Image: Applicants for employment in the Lockheed plant, Rondal Partridge, Photographer (NARA)
Teaching at a community college isn’t for everyone. But if you’re reading this, you no doubt think it might be for you. Trouble is: Unless you attended a two-year college, you probably don’t know much about this sector of academe.
Hence this series aimed at answering common questions about the community-college search process. With the rapid approach of a new hiring season, job candidates are almost certainly not getting any information about community colleges from their graduate-school professors and advisers who, for the most part, tend to steer students away from the two-year sector.
And sometimes they’re right to do so. If what you really want to be is a researcher at a research-focused institution, then a job at a community is probably not for you. It’s also not a reliable “fall-back” position — you know, in case you don’t get any other offers. It isn’t necessarily easier to get a tenure-track job at a two-year college than at a four-year institution, and hiring committee members will almost certainly be able to read between the lines of your application and see that you’re not fully sold on the idea of teaching at a community college.
On the other hand, for people who really enjoy teaching — or at least don’t openly despise it — community colleges can be a viable option. Plus, there are a lot of them: about 1,300 or so nationwide, making up roughly a third of the higher-education job market. So if you haven’t considered including two-year campuses in your job search, you might want to rethink that.
And you’ll need information. You’ve to the right place. In this series, I’ll be answering questions that I’m asked frequently via email and in person when I speak to graduate students at research universities about becoming a faculty member at a two-year college. Obviously, not all two-year colleges are exactly alike. In fact, they can vary greatly from state to state and region to region — and sometimes even from campus to campus in the same state or region. I will attempt to provide answers that apply broadly to most community colleges and hope that readers from various institutions will chime in below, in the comments section, to fine-tune some of those answers for job seekers in different parts of the country. Without further preamble, then, let’s get to our first question:
“What is the community college hiring cycle like, and where do I find the ads?”
Community colleges typically list their first ads for full-time, tenure-track positions in mid-October. Most of those ads are posted before the December break, and in many cases applications are due before the break, too, or at least by the end of January. But job ads may appear as late as February or even March, so keep an eye out even after you’ve sent in your first batch of applications. Typically, the due date for applying will be a month to six weeks after the ad first appears.
You can find these ads in a variety of places. Of course, The Chronicle is an excellent resource — I’d say the best in the business, but I’m probably biased — with a conveniently searchable database. But another good place to look is higheredjobs.com, which also has a section dedicated to community colleges and is pretty easy to use. Be sure to look in both places, and on other sites as well, because some jobs will be posted on one site but not on others.
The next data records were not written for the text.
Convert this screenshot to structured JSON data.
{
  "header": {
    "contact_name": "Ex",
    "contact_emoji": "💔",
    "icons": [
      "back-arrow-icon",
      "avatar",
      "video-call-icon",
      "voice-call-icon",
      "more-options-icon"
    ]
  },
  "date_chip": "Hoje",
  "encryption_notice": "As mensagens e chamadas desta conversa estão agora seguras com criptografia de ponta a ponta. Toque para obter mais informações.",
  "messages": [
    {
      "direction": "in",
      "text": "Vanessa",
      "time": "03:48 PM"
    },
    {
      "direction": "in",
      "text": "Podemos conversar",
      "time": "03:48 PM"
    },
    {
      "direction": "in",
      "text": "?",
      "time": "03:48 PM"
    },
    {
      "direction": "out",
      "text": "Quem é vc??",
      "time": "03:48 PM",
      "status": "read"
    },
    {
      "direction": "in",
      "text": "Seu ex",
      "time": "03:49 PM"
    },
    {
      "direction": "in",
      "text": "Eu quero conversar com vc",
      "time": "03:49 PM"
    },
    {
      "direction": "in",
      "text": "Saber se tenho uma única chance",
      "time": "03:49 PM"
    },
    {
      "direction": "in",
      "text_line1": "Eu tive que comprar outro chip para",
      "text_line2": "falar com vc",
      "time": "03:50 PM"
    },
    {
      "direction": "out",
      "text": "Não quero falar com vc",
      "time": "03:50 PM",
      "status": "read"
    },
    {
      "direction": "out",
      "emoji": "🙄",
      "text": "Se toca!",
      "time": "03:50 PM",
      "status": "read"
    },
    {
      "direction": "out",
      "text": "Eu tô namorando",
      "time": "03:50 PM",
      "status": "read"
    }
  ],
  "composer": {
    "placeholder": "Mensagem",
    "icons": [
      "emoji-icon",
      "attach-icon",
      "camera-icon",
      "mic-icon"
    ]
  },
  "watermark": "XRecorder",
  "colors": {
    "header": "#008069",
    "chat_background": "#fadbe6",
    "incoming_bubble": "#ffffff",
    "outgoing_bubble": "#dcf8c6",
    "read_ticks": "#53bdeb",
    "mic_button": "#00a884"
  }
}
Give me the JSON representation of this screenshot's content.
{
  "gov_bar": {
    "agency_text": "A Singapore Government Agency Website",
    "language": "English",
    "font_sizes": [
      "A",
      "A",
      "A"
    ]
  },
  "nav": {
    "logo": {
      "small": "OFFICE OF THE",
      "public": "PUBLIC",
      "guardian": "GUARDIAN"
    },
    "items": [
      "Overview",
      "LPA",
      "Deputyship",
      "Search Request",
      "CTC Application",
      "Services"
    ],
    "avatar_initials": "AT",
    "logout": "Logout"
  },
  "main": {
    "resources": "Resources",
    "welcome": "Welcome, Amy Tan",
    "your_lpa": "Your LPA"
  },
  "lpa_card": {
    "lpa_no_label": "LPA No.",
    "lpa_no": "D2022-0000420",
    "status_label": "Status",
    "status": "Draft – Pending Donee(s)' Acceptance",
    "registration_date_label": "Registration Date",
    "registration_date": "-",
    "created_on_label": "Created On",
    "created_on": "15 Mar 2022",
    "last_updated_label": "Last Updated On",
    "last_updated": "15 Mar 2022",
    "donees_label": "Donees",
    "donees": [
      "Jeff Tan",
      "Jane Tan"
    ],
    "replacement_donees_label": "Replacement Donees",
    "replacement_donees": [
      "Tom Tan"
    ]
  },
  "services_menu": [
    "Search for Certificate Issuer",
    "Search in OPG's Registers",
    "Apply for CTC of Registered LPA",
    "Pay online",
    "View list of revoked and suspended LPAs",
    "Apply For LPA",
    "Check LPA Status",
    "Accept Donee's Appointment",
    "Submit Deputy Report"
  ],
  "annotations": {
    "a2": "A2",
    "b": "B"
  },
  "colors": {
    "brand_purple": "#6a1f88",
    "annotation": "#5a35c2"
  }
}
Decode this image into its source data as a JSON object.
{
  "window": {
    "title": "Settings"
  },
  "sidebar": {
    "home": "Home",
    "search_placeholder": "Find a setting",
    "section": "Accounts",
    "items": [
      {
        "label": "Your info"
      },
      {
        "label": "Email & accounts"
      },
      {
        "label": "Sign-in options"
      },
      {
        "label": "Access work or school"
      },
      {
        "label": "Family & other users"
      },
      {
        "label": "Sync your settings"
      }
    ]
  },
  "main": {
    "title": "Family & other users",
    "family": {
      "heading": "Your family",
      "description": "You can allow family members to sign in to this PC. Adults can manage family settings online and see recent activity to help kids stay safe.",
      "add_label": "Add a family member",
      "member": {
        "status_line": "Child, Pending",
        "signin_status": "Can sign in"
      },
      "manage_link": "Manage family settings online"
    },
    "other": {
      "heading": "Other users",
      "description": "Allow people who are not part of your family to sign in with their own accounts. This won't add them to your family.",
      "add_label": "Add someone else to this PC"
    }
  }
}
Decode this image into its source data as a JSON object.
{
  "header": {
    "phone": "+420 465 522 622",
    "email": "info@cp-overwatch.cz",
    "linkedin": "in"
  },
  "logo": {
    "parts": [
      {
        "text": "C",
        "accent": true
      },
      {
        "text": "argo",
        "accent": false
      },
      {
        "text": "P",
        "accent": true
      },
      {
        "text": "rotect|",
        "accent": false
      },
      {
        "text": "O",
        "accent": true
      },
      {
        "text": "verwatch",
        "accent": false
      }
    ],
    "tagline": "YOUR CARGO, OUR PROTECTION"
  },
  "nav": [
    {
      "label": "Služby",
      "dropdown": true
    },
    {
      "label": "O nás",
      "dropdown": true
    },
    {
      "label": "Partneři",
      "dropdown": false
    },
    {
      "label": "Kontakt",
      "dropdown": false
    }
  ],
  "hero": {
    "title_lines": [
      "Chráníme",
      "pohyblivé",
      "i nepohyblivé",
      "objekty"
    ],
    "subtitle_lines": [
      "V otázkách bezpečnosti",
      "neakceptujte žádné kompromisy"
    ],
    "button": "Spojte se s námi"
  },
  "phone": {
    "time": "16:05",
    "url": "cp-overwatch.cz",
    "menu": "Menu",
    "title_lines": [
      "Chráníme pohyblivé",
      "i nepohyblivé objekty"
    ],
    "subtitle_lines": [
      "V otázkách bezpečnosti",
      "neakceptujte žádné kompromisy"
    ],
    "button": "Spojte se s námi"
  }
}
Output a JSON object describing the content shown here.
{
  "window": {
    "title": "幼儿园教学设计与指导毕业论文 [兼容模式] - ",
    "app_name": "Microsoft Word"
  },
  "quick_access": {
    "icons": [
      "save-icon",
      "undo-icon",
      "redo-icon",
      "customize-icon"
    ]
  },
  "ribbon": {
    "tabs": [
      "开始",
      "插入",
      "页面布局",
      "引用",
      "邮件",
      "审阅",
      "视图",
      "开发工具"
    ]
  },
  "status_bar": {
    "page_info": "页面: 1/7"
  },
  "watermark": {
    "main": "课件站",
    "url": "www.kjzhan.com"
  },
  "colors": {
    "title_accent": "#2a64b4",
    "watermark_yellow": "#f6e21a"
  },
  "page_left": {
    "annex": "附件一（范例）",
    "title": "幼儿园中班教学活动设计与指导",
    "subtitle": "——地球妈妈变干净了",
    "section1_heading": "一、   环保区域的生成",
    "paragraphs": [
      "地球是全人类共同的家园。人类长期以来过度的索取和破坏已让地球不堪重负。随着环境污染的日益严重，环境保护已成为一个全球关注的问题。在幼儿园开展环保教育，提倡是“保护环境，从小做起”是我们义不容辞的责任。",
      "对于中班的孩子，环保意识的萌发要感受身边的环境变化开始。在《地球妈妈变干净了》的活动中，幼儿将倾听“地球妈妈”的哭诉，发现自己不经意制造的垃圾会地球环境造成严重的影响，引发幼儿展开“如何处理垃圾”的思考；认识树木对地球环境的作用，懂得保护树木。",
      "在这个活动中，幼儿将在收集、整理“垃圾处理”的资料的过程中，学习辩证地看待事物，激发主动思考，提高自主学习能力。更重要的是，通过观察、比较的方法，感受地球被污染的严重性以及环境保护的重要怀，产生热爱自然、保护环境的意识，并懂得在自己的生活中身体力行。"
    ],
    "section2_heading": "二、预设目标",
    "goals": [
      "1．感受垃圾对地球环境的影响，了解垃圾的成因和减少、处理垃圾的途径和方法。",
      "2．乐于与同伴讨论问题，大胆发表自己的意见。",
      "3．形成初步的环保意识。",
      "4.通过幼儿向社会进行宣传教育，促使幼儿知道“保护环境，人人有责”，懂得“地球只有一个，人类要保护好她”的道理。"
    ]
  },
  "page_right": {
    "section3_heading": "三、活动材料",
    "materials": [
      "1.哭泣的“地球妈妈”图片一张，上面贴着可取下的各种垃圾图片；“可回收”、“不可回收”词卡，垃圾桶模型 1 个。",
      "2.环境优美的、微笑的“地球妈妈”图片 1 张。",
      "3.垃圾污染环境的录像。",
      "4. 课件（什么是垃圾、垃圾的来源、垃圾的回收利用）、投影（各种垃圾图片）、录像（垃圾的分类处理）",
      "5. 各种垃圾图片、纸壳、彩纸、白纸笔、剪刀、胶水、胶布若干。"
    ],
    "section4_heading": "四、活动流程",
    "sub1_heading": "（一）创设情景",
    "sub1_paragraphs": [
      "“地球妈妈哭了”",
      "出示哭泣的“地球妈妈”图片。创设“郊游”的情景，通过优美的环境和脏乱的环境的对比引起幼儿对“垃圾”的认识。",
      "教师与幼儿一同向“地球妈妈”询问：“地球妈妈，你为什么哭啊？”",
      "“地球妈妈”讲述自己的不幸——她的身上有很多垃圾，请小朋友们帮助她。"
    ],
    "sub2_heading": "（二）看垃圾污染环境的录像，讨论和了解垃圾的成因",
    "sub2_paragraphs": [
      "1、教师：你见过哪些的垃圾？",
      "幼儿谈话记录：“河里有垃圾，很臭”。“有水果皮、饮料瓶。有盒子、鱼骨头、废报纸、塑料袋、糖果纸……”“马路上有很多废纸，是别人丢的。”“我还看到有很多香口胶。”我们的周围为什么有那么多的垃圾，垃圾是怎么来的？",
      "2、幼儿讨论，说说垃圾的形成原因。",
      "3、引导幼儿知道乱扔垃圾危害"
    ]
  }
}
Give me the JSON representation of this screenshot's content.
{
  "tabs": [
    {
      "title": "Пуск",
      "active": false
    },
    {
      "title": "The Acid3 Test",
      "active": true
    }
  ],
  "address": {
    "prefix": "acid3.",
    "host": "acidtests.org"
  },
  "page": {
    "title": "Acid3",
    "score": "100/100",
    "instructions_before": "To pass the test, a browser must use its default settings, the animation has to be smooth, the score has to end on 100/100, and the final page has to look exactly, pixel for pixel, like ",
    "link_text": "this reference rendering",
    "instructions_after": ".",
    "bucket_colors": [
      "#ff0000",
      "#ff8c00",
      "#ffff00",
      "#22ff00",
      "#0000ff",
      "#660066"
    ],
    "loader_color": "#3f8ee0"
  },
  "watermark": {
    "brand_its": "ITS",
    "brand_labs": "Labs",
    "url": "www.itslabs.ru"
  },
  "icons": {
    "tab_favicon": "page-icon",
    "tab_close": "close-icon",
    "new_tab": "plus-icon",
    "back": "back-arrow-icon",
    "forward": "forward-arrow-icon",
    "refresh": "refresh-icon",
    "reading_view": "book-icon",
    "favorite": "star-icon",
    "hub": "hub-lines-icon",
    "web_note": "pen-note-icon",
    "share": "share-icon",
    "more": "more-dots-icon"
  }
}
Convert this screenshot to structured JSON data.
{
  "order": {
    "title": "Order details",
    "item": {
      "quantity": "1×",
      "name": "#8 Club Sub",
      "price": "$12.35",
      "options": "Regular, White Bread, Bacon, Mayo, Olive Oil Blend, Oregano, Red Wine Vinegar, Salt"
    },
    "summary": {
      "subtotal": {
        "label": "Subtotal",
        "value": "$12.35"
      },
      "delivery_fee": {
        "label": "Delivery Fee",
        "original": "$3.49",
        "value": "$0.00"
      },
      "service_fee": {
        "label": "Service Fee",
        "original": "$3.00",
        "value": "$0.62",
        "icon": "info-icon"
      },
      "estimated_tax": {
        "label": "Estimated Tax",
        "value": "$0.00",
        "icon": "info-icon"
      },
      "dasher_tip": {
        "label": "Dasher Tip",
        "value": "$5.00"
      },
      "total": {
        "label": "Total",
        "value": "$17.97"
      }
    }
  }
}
If you’re interested in a particular institution, you can go to the human-resources page on that college’s website and look at the job listings. Most community-college systems also have their own websites that include job listings from around the state. Again, even if you’re willing to go anywhere in the country, I’d recommend that you identify a few states or cities where you wouldn’t mind living and look up the job listings for those systems. You’re likely to find some openings that aren’t posted anywhere else — for the simple reason that colleges have to pay to list jobs on most websites, but not on their own.
(If you find a job posted on a college’s site that’s not on any of the aggregate sites, that may also indicate that the institution is specifically targeting its own part-time faculty members for the position — and yes, that does happen. But it doesn’t mean you can’t apply or that you won’t be considered. Unless the ad specifies that it’s for internal applicants only, the search is wide open — they just might not be broadcasting that fact.)
Once you’ve sent in your application, you may have quite a while to wait before hearing anything. In my experience, search committees at two-year colleges are usually formed in late January, after faculty members have gotten back into the swing of teaching after the winter break. They spend February reviewing applications and then in March start calling candidates to set up interviews, which may take place as late as mid-April. That means — if you submit your application in October or November — you might end up waiting five or six months to learn whether you’ve been selected for an interview.
Please note that I’m neither endorsing nor apologizing for this system. I’m just explaining how it works. No doubt some institutions are much more efficient than what I’ve described, but I would say that waiting three or four months to hear something about your application is not unusual in the community-college world, is perhaps even typical.
So don’t freak out if several months go by and you haven’t heard anything. That doesn’t mean you aren’t still in the running. (On the other hand, if you send in your application in October and still haven’t heard anything by April, then you’re probably not still in the running.)
The later a job ad is posted in the academic year, the more that time frame collapses. A college has to have its new faculty in place by August, at the latest, so they can report on time for the new school year. But on two occasions, I’ve been offered tenure-track jobs in late July.
In any case, this rough sketch should give you an idea of where to find community-college job ads and what to expect, timing-wise, once you apply. In my next post, I’ll talk about what should and shouldn’t go in your application packet, and why.